Instructions for the task:
Give the number of lines in the data below that contain "Logo", and only that number.

(Page and application data records)
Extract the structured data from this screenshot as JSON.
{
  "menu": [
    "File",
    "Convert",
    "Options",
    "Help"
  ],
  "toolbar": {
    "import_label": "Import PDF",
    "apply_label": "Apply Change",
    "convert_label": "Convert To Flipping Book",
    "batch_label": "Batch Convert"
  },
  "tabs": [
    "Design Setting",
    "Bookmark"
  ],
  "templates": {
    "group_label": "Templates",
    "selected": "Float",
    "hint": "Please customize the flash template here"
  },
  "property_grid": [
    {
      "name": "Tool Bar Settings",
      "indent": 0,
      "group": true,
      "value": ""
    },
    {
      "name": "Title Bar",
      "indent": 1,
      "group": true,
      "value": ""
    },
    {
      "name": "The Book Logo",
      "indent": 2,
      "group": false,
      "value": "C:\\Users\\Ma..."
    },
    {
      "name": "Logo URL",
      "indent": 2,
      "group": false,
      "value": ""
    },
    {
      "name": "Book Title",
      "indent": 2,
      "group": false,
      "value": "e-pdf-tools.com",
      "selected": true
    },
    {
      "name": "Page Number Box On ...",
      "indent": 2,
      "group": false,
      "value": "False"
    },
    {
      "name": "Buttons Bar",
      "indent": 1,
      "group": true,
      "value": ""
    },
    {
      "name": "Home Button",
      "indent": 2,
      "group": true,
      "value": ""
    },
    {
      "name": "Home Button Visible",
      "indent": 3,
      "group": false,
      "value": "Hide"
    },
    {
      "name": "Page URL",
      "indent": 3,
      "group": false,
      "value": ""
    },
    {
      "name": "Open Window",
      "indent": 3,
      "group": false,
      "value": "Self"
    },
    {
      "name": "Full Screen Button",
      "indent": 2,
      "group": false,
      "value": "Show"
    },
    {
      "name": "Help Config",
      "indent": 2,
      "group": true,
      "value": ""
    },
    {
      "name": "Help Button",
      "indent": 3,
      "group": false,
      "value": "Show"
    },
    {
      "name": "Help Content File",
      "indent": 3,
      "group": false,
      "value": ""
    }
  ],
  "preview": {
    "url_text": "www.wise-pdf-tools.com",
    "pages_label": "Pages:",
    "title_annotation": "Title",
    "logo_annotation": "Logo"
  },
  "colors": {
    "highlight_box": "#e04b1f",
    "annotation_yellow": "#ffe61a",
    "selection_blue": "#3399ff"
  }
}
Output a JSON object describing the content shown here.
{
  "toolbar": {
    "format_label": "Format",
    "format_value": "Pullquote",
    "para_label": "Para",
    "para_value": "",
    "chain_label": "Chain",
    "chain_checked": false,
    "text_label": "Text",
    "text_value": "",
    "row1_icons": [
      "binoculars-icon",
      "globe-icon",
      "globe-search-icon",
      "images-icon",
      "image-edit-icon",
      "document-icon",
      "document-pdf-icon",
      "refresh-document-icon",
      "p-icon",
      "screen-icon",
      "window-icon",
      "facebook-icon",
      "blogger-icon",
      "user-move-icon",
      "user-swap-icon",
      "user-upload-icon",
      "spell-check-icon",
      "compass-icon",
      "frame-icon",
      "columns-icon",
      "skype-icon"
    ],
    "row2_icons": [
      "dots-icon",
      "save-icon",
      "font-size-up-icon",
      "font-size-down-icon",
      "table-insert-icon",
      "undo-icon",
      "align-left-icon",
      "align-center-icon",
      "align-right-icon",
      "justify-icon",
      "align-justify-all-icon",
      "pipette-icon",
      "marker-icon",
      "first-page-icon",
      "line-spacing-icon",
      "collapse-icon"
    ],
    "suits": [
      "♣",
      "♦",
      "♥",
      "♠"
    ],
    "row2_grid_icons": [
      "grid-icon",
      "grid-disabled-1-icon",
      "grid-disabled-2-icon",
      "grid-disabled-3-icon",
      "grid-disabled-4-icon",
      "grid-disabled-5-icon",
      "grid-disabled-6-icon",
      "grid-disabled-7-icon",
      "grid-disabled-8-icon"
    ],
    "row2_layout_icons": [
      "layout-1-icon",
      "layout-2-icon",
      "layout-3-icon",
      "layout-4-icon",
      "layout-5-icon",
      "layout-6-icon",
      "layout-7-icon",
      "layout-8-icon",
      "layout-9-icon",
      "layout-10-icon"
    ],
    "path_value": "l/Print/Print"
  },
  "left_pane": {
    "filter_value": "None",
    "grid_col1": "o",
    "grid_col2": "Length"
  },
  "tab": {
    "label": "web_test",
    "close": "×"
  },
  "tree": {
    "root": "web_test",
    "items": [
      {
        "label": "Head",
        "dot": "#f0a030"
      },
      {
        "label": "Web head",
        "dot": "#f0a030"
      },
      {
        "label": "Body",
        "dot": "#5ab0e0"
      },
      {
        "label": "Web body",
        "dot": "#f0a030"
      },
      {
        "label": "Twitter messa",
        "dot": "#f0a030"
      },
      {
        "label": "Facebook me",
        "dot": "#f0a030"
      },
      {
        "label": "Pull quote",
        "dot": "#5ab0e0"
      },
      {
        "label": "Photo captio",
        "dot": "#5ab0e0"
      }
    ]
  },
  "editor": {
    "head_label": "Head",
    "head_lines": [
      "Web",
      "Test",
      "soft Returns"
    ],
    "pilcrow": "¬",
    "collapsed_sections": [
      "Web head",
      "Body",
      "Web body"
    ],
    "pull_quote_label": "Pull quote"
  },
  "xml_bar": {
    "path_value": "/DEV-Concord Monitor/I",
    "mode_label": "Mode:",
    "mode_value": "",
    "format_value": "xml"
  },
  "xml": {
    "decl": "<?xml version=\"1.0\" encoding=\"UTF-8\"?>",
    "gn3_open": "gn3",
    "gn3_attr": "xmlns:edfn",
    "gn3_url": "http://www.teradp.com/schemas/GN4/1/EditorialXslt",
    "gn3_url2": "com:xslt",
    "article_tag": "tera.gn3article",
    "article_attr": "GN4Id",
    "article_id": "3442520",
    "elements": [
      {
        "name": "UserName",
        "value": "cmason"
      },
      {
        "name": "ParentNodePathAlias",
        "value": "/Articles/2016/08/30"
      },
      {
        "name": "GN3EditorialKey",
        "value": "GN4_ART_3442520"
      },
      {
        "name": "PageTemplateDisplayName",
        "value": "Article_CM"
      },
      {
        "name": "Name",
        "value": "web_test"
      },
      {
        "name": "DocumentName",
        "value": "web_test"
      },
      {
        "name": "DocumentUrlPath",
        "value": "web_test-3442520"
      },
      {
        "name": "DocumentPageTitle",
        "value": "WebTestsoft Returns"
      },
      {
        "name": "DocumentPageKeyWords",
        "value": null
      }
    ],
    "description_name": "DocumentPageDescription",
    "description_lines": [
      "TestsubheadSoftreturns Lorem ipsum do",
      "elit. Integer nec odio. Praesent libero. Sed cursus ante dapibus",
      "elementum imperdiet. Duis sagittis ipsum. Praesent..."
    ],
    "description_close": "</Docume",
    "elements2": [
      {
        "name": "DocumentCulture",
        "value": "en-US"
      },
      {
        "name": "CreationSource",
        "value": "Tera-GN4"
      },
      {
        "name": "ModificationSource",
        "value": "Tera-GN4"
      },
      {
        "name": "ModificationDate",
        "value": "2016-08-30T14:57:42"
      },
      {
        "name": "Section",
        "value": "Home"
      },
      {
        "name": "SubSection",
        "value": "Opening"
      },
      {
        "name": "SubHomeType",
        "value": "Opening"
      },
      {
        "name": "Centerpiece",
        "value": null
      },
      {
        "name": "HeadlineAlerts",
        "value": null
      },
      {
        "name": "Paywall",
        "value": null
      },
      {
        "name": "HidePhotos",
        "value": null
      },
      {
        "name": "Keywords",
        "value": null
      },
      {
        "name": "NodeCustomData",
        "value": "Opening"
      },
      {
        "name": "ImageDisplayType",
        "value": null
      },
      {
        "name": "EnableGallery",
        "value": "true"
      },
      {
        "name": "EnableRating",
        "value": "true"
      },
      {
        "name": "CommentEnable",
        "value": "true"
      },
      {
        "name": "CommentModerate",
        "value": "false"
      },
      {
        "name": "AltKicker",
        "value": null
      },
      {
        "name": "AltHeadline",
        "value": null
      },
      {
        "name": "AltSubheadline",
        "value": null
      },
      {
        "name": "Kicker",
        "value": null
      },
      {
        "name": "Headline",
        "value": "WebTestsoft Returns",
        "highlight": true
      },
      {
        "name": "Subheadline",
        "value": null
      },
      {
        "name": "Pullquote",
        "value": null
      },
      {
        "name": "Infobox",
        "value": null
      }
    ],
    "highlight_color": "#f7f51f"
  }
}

Response to this exercise:
3